People 65 years and older can get any injectable flu vaccine that is approved for use in that age group and can ask their provider about vaccines specifically designed for people ages 65 and older.

Flu vaccines have a limited lifespan in the body and often lose effectiveness by the time the next flu season rolls around. Vaccines are updated each season to prevent the viruses predicted to be the most prevalent during flu season.
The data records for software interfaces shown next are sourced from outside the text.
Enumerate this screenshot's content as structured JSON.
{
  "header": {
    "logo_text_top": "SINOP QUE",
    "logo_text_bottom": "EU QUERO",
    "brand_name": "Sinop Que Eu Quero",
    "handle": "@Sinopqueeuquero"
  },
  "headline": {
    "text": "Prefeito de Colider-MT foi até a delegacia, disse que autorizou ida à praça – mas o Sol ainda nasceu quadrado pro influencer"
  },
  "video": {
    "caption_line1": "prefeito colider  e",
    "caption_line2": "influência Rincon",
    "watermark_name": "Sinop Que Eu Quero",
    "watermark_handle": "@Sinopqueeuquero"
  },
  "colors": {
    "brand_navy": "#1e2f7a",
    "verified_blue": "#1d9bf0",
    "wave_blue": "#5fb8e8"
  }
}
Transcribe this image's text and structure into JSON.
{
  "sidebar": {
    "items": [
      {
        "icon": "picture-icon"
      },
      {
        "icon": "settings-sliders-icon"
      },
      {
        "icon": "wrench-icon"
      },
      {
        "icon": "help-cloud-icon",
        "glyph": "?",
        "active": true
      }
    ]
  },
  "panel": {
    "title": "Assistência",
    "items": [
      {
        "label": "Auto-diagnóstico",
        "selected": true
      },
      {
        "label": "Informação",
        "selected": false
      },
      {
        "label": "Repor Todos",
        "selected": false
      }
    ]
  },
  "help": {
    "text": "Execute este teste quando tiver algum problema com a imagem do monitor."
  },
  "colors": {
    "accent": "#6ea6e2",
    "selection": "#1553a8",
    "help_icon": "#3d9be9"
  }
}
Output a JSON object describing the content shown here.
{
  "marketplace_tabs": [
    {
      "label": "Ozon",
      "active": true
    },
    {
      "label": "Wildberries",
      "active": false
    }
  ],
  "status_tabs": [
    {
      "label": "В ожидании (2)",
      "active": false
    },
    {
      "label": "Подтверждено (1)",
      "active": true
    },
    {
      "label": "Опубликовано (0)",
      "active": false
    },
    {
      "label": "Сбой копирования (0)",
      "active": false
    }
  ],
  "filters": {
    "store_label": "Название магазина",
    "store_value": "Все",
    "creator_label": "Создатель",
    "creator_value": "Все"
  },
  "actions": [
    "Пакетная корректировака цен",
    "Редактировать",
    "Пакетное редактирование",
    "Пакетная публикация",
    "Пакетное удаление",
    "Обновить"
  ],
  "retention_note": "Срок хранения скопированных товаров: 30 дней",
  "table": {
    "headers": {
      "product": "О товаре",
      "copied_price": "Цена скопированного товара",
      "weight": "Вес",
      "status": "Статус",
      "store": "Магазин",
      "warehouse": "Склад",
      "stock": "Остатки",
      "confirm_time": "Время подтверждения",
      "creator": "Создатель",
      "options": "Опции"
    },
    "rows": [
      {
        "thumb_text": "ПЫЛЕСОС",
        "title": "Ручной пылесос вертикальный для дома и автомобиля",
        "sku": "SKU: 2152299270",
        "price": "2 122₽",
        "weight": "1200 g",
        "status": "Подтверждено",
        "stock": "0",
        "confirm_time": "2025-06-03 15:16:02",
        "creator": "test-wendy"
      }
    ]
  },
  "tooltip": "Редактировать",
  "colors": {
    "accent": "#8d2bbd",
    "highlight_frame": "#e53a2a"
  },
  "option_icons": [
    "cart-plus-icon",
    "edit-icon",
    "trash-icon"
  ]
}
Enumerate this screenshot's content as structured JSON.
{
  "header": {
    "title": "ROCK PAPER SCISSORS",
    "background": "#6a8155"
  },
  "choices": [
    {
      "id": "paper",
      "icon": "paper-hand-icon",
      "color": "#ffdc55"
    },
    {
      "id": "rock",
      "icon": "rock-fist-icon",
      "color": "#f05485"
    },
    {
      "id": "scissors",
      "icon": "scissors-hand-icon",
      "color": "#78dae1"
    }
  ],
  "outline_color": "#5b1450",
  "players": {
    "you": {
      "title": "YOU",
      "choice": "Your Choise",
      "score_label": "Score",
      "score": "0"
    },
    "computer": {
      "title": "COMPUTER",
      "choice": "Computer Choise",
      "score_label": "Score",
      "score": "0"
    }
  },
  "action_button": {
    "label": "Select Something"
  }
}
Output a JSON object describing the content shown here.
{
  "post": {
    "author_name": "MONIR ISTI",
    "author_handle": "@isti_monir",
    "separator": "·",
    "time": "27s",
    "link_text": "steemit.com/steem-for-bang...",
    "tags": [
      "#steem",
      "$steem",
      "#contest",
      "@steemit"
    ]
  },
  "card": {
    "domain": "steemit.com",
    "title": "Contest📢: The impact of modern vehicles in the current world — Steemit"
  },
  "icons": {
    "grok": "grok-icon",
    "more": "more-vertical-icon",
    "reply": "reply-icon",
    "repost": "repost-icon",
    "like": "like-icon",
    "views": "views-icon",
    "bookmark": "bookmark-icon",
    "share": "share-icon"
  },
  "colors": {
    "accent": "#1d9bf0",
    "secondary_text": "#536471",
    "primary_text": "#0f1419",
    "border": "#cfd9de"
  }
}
However, they cannot protect against all flu viruses, so it is possible to get an uncovered strain of flu even after immunization.

Seniors should also be up to date with other vaccinations, such as pneumonia and shingles, which their provider can recommend to keep them healthier through the winter months.

Caregivers should also receive flu and other vaccinations, not only so they don't spread the illness to their senior loved ones, but also so they will be healthy enough to stay active caregivers.

Seniors with chronic health conditions such as diabetes, asthma, liver disease, or heart problems are more vulnerable to the flu.  In seniors with chronic conditions, influenza can lead to a long course of illness, hospitalization and even death.

To further protect yourself and those you love from potentially dangerous illness, try to stay out of crowded areas where germs can spread quickly, avoid touching your face, eat well, get enough sleep and wash your hands thoroughly several times a day – especially after touching surfaces in public areas.

It is much easier to prevent the flu than to recover, so take all the steps necessary for safe and healthy flu season.